Advertisement

An Examination of Online Product Comparison Service: Fit Between Product Type and Disposition Style

  • Fiona Fui-Hoon Nah
  • Weiyin Hong
  • Liqiang Chen
  • Hong-Hee Lee
Part of the Lecture Notes in Computer Science book series (LNCS, volume 4553)

Abstract

Horizontal and vertical disposition styles are two main formats used in product comparison service on e-commerce websites. In this research, we hypothesize that there is a fit between product type (‘think‘ vs. ‘feel‘ product) and disposition style (horizontal vs. vertical style), where horizontal disposition style is more appropriate for ‘feel‘ products and vertical disposition style is a better fit for ‘think‘ products. An experiment will be carried out to test the hypotheses.

Keywords

Cognitive fit product comparison service product type presentation format e-commerce websites 

Preview

Unable to display preview. Download preview PDF.

Unable to display preview. Download preview PDF.

References

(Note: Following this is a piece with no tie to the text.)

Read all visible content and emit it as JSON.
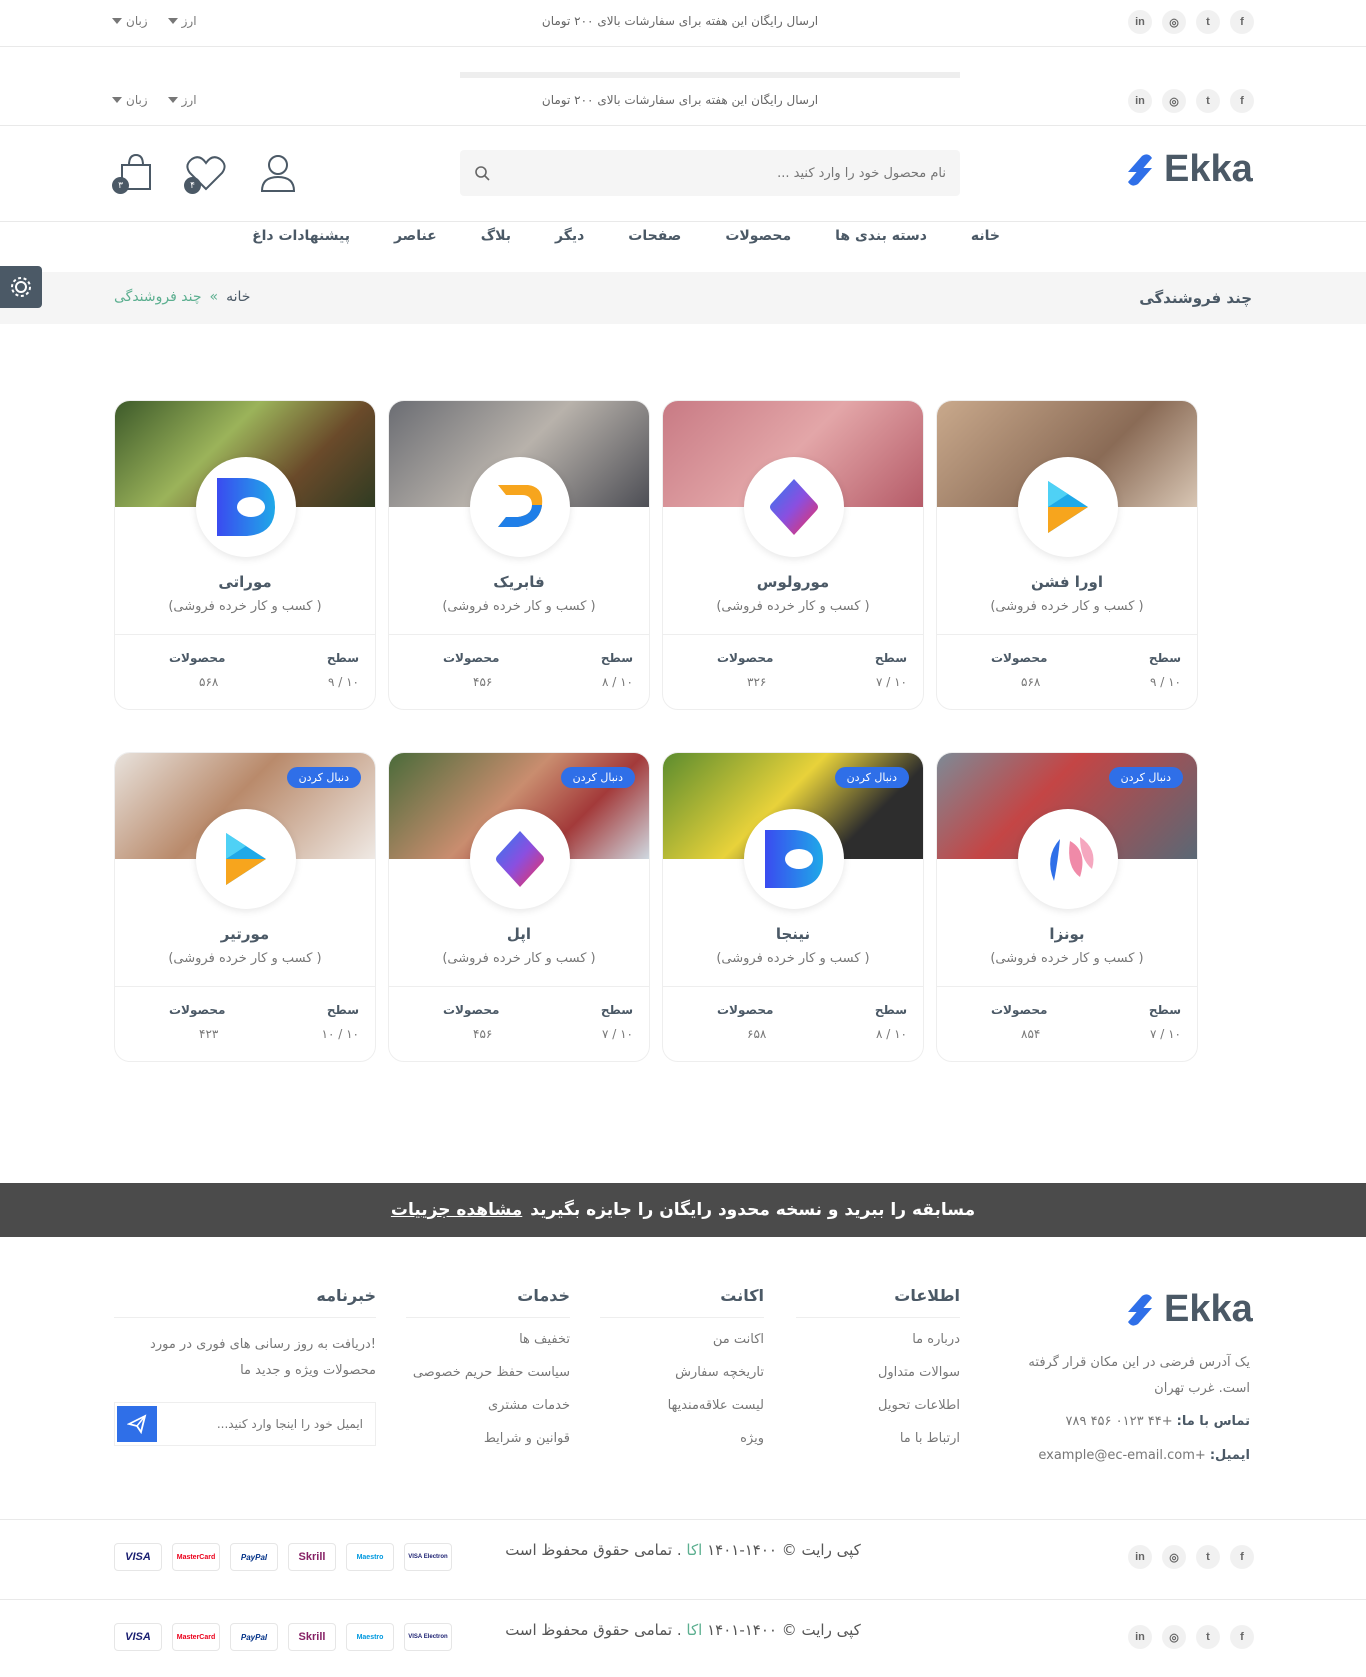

  1. 1.
    Zid, L.A.-S.: Shop and Compare. Marketing Management 14, 1, 3-3, 2/5p (January/February 2005)Google Scholar
  2. 2.
    Nah, F., Lee, H.-H., Chen, L.: Information Search Patterns in E-commerce Product Comparison Services. In: Proceedings of the Fourth Annual Workshop on HCI Research in MIS, pp. 75–79 (2005) Google Scholar
  3. 3.
    Dahlen, M.: Thinking and Feeling on the World Wide Web: The Impact of Product Type and Time on World Wide Web Advertising Effectiveness. Journal of Marketing Communications 8(2), 115–125 (2002)CrossRefGoogle Scholar
  4. 4.
    Ratchford, B.T.: New Insights about the FDB Grid. Journal of Advertising Research, 24–38 (August/September 1987)Google Scholar
  5. 5.
    Vessey, I.: Cognitive Fit: A Theory-based Analysis of the Graphs versus Tables Literature. Decision Sciences 22(2), 219–240 (1991)CrossRefGoogle Scholar
  6. 6.
    Hong, W., Thong, J.Y.L., Tam, K.Y.: The Effects of Information Format and Shopping Task on Consumers’ Online Shopping Behavior: A Cognitive Fit Perspective. Journal of Management Information Systems 21(3), 151–188 (2004)Google Scholar
  7. 7.
    Vessey, I., Galletta, D.: Cognitive Fit: An Empirical Study of Information Acquisition. Information Systems Research 2(1), 63–85 (1991)CrossRefGoogle Scholar
  8. 8.
    Ojanpaa, H., Nasanen, R., Kojo, I.: Eye Movements in the Visual Search of Word Lists. Vision Research 42, 1499–1512 (2002)CrossRefGoogle Scholar
  9. 9.
    Rayner, K., Pollatsek, A.: The Psychology of Reading. Prentice-Hall, Englewood Cliffs, NJ (1989)Google Scholar
  10. 10.
    Claeys, C., Swinnen, A., Abeele, P.V.: Consumers’ Means-end Chains for “think” and “feel” Products. International Journal of Research in Marketing 12, 193–208 (1995)CrossRefGoogle Scholar
  11. 11.
    Kirk, R.E.: Experimental Design: Procedures for the Behavioral Sciences, 3rd edn. Brooks/Cole Publishing Company, US (1995)zbMATHGoogle Scholar

Copyright information

© Springer-Verlag Berlin Heidelberg 2007

Authors and Affiliations

  • Fiona Fui-Hoon Nah
    • 1
  • Weiyin Hong
    • 2
  • Liqiang Chen
    • 1
  • Hong-Hee Lee
    • 1
  1. 1.University of Nebraska-Lincoln, College of Business Administration, Lincoln, Nebraska 68588-0491USA
  2. 2.University of Nevada, College of Business, Las Vegas, Nevada 89154-6034USA

Personalised recommendations